Educate Your Staff

“Have posters up, or indications on the bar menu, that promote responsible drinking. This may not guarantee that customers will drink responsibly, but it will indicate to them that your restaurant promotes drinking socially and not dangerously. 

Train your servers and bartenders to keep tabs on customers to make sure they are not in danger. Managers need to ensure that the servers and bartenders are communicating to one another. Have them discuss which customers need a more watchful eye. To avoid offending the guests, say and do everything politely. You are still in the customer-service field.” 

David Mitroff
Restaurant consultant at Piedmont Avenue Consulting in Oakland, California
Backstory: Industry advisor in the San Francisco Bay Area for 15 years

Evaluate The Situation

“Each situation is different. Sometimes drunk people come in and it’s somebody else’s problem they’re bringing to us. We’ll offer to pay for a cab. We’ll try to diffuse the situation, move them outside, try to talk to them in a calm manner. It’s the other people in the restaurant we worry about. Once we remove them, we buy everybody half a shot to try to lighten the mood and make everybody happy again.” 

Bill Cipriani
Co-owner and executive kitchen manager at The Post Sports Bar & Grill in St. Louis
​Backstory: Degrees in culinary and foodservice management from Johnson and Wales University

Keep Calm and Move On

Handle inebriated customers the right way and you just might woo them back under better terms. Here are some go-to tips:

Don’t lose your cool.  A one-time offense might not be worth losing a longtime regular. Speak calmly to the offender and other customers to avoid creating a circus.

Train your staff. Consider a program like TIPS (Training for Intervention ProcedureS), a 30-year-old training system that helps employees prevent and deal with intoxicated customers. 

Find them a ride. Get to know services like BeMyDD, the nation’s largest designated-driver service. This company employs drivers that will chauffeur drunken customers home using the customer’s car. 

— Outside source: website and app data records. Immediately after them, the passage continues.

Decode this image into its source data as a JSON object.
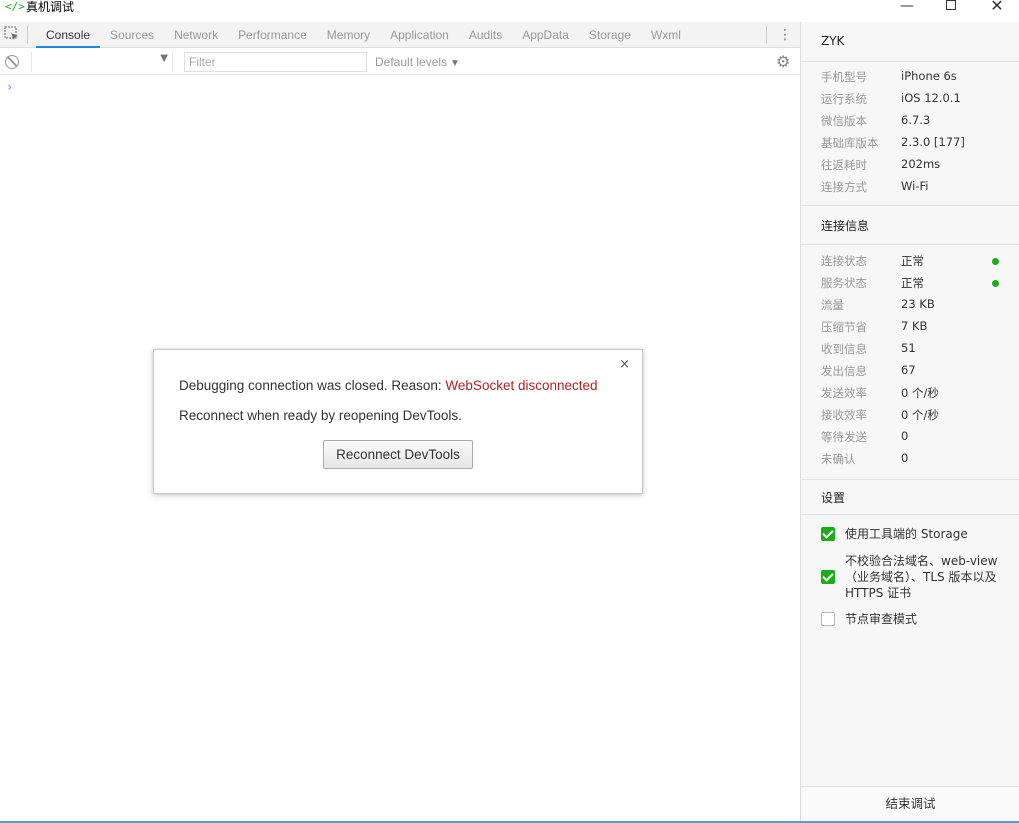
{
  "window": {
    "title": "真机调试",
    "app_icon": "</>",
    "minimize": "—",
    "close": "✕"
  },
  "devtools": {
    "tabs": [
      "Console",
      "Sources",
      "Network",
      "Performance",
      "Memory",
      "Application",
      "Audits",
      "AppData",
      "Storage",
      "Wxml"
    ],
    "active_tab": "Console",
    "filter_placeholder": "Filter",
    "levels_label": "Default levels",
    "prompt": "›"
  },
  "dialog": {
    "message_prefix": "Debugging connection was closed. Reason: ",
    "reason": "WebSocket disconnected",
    "message_2": "Reconnect when ready by reopening DevTools.",
    "button_label": "Reconnect DevTools",
    "close": "×"
  },
  "side": {
    "device": {
      "title": "ZYK",
      "rows": [
        {
          "k": "手机型号",
          "v": "iPhone 6s"
        },
        {
          "k": "运行系统",
          "v": "iOS 12.0.1"
        },
        {
          "k": "微信版本",
          "v": "6.7.3"
        },
        {
          "k": "基础库版本",
          "v": "2.3.0 [177]"
        },
        {
          "k": "往返耗时",
          "v": "202ms"
        },
        {
          "k": "连接方式",
          "v": "Wi-Fi"
        }
      ]
    },
    "connection": {
      "title": "连接信息",
      "rows": [
        {
          "k": "连接状态",
          "v": "正常",
          "status": "ok"
        },
        {
          "k": "服务状态",
          "v": "正常",
          "status": "ok"
        },
        {
          "k": "流量",
          "v": "23 KB"
        },
        {
          "k": "压缩节省",
          "v": "7 KB"
        },
        {
          "k": "收到信息",
          "v": "51"
        },
        {
          "k": "发出信息",
          "v": "67"
        },
        {
          "k": "发送效率",
          "v": "0 个/秒"
        },
        {
          "k": "接收效率",
          "v": "0 个/秒"
        },
        {
          "k": "等待发送",
          "v": "0"
        },
        {
          "k": "未确认",
          "v": "0"
        }
      ]
    },
    "settings": {
      "title": "设置",
      "items": [
        {
          "label": "使用工具端的 Storage",
          "checked": true
        },
        {
          "label": "不校验合法域名、web-view（业务域名）、TLS 版本以及 HTTPS 证书",
          "checked": true
        },
        {
          "label": "节点审查模式",
          "checked": false
        }
      ]
    },
    "end_button": "结束调试"
  },
  "colors": {
    "accent_green": "#1aad19",
    "reason_red": "#b22222",
    "active_tab_underline": "#1e88e5"
  }
}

Get help. Enlist the people with the drunken customer to help cut off their friend. Slow down service at a problem table. Suggest non-alcoholic drinks. Once you’ve cut someone off, be firm yet respectful.